When 16-year-old "Whitney" made the varsity track team, she noticed that her best times were slower than the older girls, who were extremely thin. So Whitney began eating less. Within two months, she had dropped 11 pounds and reduced her body fat to less than 14%. Although her race times and endurance improved, Whitney's menstrual periods stopped.
Then, in her senior year, Whitney was predicted to qualify for the state track team. While running the day before the meet, she tripped on a tiny rock,...
The right training, combined with good nutrition, goes a long way toward keeping you in the best shape all season long. Here's what experts suggest.
Keep Your Knees Safe
After puberty, your pelvis is wider than a guy's pelvis. And that gives you a greater Q-angle -- the angle from hip to knee.
"This puts a woman's knee at greater risk when landing," says C. David Geier Jr., MD, director of the Medical University of South Carolina and assistant professor of orthopaedic surgery.
To understand why, imagine a circus performer walking on straight stilts versus walking on stilts that start out wide at the top and become narrow near the bottom.
Plus, your knee's femoral notch -- which is where your ACL (anterior cruciate ligament) is located -- is narrower than a man's. And hormonal fluctuations throughout your menstrual cycle (which may contribute to "looser" joints) may also make your knees more prone to ACL injuries.
"Women are two to eight times more likely to tear their ACL, which commonly occurs during activities such as jumping and landing," says Eric Lee, MD, orthopaedic surgeon and sports medicine specialist at St. Joseph Hospital in Orange, Calif.
An ACL tear will put you on the bench. So keeping your knees healthy should be a top priority.
You're more likely to land with less hip and knee flexion than boys, meaning you land with stiffer legs. That makes an injury more likely, Lee says.
A sports coach can teach you how to land properly and reduce the risk of injury.

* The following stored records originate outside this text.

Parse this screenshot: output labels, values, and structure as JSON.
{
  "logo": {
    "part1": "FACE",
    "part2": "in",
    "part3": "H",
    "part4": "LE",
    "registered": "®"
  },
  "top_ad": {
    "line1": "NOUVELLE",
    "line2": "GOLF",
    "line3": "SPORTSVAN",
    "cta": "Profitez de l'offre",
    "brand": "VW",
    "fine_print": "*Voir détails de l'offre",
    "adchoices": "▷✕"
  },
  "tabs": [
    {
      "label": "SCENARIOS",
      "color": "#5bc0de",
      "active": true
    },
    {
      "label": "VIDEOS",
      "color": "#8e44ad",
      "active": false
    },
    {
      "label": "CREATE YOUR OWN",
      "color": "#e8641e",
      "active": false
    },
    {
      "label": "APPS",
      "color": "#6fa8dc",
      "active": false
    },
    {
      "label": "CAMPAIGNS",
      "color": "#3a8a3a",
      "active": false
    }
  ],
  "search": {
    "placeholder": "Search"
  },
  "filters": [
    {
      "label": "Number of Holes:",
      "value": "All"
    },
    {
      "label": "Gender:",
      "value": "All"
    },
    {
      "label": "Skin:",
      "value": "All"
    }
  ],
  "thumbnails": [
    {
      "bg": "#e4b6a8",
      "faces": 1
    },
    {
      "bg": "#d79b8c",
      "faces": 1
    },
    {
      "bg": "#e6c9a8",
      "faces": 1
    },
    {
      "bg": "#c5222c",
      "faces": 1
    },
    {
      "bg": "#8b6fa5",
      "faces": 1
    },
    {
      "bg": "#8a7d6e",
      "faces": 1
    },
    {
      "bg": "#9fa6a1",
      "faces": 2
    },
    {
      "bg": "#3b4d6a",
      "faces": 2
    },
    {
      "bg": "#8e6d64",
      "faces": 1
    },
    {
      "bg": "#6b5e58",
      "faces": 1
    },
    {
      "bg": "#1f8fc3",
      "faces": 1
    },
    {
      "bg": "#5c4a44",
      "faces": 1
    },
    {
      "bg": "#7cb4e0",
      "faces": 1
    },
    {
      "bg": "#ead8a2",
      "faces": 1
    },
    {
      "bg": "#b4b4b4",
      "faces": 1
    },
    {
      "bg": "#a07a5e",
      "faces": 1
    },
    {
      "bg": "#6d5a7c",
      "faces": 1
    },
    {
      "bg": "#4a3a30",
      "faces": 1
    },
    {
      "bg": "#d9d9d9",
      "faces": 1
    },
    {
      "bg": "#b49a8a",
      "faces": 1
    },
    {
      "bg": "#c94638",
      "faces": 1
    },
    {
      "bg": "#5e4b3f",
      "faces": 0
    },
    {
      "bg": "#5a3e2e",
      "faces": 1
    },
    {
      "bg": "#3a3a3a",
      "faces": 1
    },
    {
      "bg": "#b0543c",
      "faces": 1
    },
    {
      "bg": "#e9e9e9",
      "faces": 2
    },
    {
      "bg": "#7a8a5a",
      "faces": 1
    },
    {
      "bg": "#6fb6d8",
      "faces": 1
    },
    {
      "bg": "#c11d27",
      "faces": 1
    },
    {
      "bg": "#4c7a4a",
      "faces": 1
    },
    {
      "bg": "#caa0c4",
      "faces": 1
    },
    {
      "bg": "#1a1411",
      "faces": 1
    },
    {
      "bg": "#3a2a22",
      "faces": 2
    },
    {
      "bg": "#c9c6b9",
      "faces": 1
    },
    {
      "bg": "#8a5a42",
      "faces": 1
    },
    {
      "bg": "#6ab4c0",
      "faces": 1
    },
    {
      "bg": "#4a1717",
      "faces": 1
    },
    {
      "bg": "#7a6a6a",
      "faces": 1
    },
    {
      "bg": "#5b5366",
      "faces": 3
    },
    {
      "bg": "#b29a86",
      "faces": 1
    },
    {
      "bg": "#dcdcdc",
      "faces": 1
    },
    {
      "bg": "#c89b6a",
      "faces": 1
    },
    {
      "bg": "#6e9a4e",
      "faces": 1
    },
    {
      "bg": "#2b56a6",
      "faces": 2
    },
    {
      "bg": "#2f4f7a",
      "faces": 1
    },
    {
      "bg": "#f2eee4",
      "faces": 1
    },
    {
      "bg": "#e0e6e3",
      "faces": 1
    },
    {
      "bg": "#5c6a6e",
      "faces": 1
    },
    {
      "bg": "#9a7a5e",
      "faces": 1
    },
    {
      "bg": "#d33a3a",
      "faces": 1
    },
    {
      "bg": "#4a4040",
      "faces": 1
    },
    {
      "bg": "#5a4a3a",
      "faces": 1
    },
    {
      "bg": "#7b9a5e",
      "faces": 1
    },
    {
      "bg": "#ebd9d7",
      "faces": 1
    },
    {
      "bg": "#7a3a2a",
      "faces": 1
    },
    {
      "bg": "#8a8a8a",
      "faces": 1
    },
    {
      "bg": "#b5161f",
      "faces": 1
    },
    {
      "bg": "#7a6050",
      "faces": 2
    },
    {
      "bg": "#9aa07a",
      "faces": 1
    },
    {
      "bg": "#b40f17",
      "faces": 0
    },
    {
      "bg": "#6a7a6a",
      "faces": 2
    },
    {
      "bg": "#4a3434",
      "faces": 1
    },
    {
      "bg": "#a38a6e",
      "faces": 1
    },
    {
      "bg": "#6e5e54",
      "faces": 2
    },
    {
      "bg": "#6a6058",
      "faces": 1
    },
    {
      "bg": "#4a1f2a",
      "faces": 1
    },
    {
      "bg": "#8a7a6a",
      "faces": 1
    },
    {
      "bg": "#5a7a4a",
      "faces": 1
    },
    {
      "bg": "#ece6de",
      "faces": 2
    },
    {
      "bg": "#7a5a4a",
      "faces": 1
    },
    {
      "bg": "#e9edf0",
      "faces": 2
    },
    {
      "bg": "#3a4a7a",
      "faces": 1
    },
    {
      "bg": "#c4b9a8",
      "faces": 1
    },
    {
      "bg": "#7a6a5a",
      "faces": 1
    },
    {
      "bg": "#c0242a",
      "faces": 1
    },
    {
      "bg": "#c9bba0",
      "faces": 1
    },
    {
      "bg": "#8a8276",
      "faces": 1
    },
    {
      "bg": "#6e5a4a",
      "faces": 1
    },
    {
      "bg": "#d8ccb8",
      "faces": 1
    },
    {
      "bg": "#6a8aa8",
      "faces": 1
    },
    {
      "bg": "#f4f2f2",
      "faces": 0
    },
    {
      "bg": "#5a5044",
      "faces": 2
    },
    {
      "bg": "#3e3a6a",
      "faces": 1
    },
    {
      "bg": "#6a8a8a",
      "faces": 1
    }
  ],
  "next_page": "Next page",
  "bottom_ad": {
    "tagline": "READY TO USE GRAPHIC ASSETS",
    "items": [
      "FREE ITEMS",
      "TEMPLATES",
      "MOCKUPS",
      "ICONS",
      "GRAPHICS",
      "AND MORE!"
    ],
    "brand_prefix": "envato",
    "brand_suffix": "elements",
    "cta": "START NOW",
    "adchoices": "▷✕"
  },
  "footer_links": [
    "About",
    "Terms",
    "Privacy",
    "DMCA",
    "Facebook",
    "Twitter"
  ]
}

Also consider including agility drills in your routine. Agility involves changing direction while moving quickly. Becoming more agile may help you land in a better position, Lee says.
Here are more tips:
Strengthen the muscles around the knee (quadriceps and hamstrings) with leg extensions, leg raises, lunges, squats
Incorporate (supervised) jumping and plyometric (explosive) exercise training
Include stretching the muscles used in the sport (i.e. shoulder stretches for swimmers, leg stretches for runners, etc.)
If you have flat feet or other foot issues or imbalance, see a podiatrist.